:: PROBLEM ::
The entries shown here must be retyped in full, with no pictures included.

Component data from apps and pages
================
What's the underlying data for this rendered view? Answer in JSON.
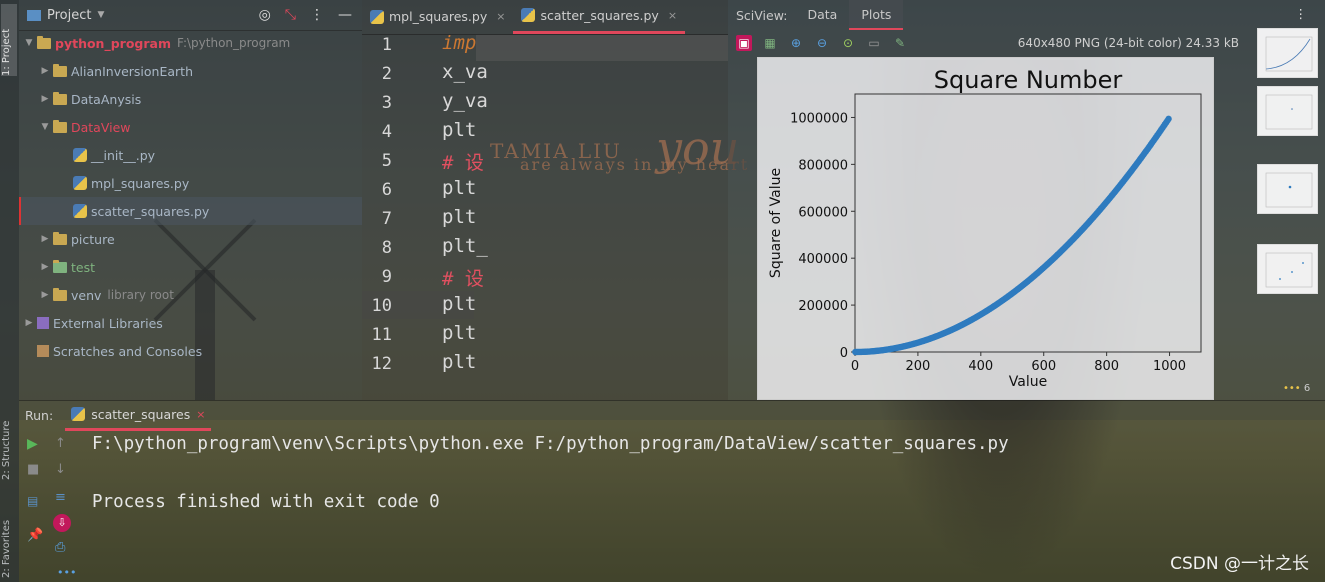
{
  "stripe": {
    "project_label": "1: Project",
    "structure_label": "2: Structure",
    "favorites_label": "2: Favorites"
  },
  "project": {
    "title": "Project",
    "items": [
      {
        "label": "python_program",
        "sub": "F:\\python_program"
      },
      {
        "label": "AlianInversionEarth"
      },
      {
        "label": "DataAnysis"
      },
      {
        "label": "DataView"
      },
      {
        "label": "__init__.py"
      },
      {
        "label": "mpl_squares.py"
      },
      {
        "label": "scatter_squares.py"
      },
      {
        "label": "picture"
      },
      {
        "label": "test"
      },
      {
        "label": "venv",
        "sub": "library root"
      },
      {
        "label": "External Libraries"
      },
      {
        "label": "Scratches and Consoles"
      }
    ]
  },
  "editor": {
    "tabs": [
      "mpl_squares.py",
      "scatter_squares.py"
    ],
    "line_numbers": [
      "1",
      "2",
      "3",
      "4",
      "5",
      "6",
      "7",
      "8",
      "9",
      "10",
      "11",
      "12"
    ],
    "lines": [
      "imp",
      "x_va",
      "y_va",
      "plt",
      "# 设",
      "plt",
      "plt",
      "plt_",
      "# 设",
      "plt",
      "plt",
      "plt"
    ]
  },
  "sciview": {
    "label": "SciView:",
    "tabs": [
      "Data",
      "Plots"
    ],
    "info": "640x480 PNG (24-bit color) 24.33 kB",
    "more_count": "6"
  },
  "chart_data": {
    "type": "scatter",
    "title": "Square Number",
    "xlabel": "Value",
    "ylabel": "Square of Value",
    "xlim": [
      0,
      1100
    ],
    "ylim": [
      0,
      1100000
    ],
    "x_ticks": [
      0,
      200,
      400,
      600,
      800,
      1000
    ],
    "y_ticks": [
      0,
      200000,
      400000,
      600000,
      800000,
      1000000
    ],
    "x_tick_labels": [
      "0",
      "200",
      "400",
      "600",
      "800",
      "1000"
    ],
    "y_tick_labels": [
      "0",
      "200000",
      "400000",
      "600000",
      "800000",
      "1000000"
    ],
    "function": "y = x^2",
    "x_range": [
      1,
      1000
    ],
    "color": "#2e7bbf"
  },
  "background": {
    "text1": "TAMIA LIU",
    "text2": "are always in my heart",
    "text3": "you"
  },
  "run": {
    "label": "Run:",
    "tab": "scatter_squares",
    "console": [
      "F:\\python_program\\venv\\Scripts\\python.exe F:/python_program/DataView/scatter_squares.py",
      "",
      "Process finished with exit code 0"
    ]
  },
  "watermark": "CSDN @一计之长"
}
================
:: ANSWER TO THIS PROBLEM ::
What's the underlying data for this rendered view? Answer in JSON.
{
  "stripe": {
    "project_label": "1: Project",
    "structure_label": "2: Structure",
    "favorites_label": "2: Favorites"
  },
  "project": {
    "title": "Project",
    "items": [
      {
        "label": "python_program",
        "sub": "F:\\python_program"
      },
      {
        "label": "AlianInversionEarth"
      },
      {
        "label": "DataAnysis"
      },
      {
        "label": "DataView"
      },
      {
        "label": "__init__.py"
      },
      {
        "label": "mpl_squares.py"
      },
      {
        "label": "scatter_squares.py"
      },
      {
        "label": "picture"
      },
      {
        "label": "test"
      },
      {
        "label": "venv",
        "sub": "library root"
      },
      {
        "label": "External Libraries"
      },
      {
        "label": "Scratches and Consoles"
      }
    ]
  },
  "editor": {
    "tabs": [
      "mpl_squares.py",
      "scatter_squares.py"
    ],
    "line_numbers": [
      "1",
      "2",
      "3",
      "4",
      "5",
      "6",
      "7",
      "8",
      "9",
      "10",
      "11",
      "12"
    ],
    "lines": [
      "imp",
      "x_va",
      "y_va",
      "plt",
      "# 设",
      "plt",
      "plt",
      "plt_",
      "# 设",
      "plt",
      "plt",
      "plt"
    ]
  },
  "sciview": {
    "label": "SciView:",
    "tabs": [
      "Data",
      "Plots"
    ],
    "info": "640x480 PNG (24-bit color) 24.33 kB",
    "more_count": "6"
  },
  "chart_data": {
    "type": "scatter",
    "title": "Square Number",
    "xlabel": "Value",
    "ylabel": "Square of Value",
    "xlim": [
      0,
      1100
    ],
    "ylim": [
      0,
      1100000
    ],
    "x_ticks": [
      0,
      200,
      400,
      600,
      800,
      1000
    ],
    "y_ticks": [
      0,
      200000,
      400000,
      600000,
      800000,
      1000000
    ],
    "x_tick_labels": [
      "0",
      "200",
      "400",
      "600",
      "800",
      "1000"
    ],
    "y_tick_labels": [
      "0",
      "200000",
      "400000",
      "600000",
      "800000",
      "1000000"
    ],
    "function": "y = x^2",
    "x_range": [
      1,
      1000
    ],
    "color": "#2e7bbf"
  },
  "background": {
    "text1": "TAMIA LIU",
    "text2": "are always in my heart",
    "text3": "you"
  },
  "run": {
    "label": "Run:",
    "tab": "scatter_squares",
    "console": [
      "F:\\python_program\\venv\\Scripts\\python.exe F:/python_program/DataView/scatter_squares.py",
      "",
      "Process finished with exit code 0"
    ]
  },
  "watermark": "CSDN @一计之长"
}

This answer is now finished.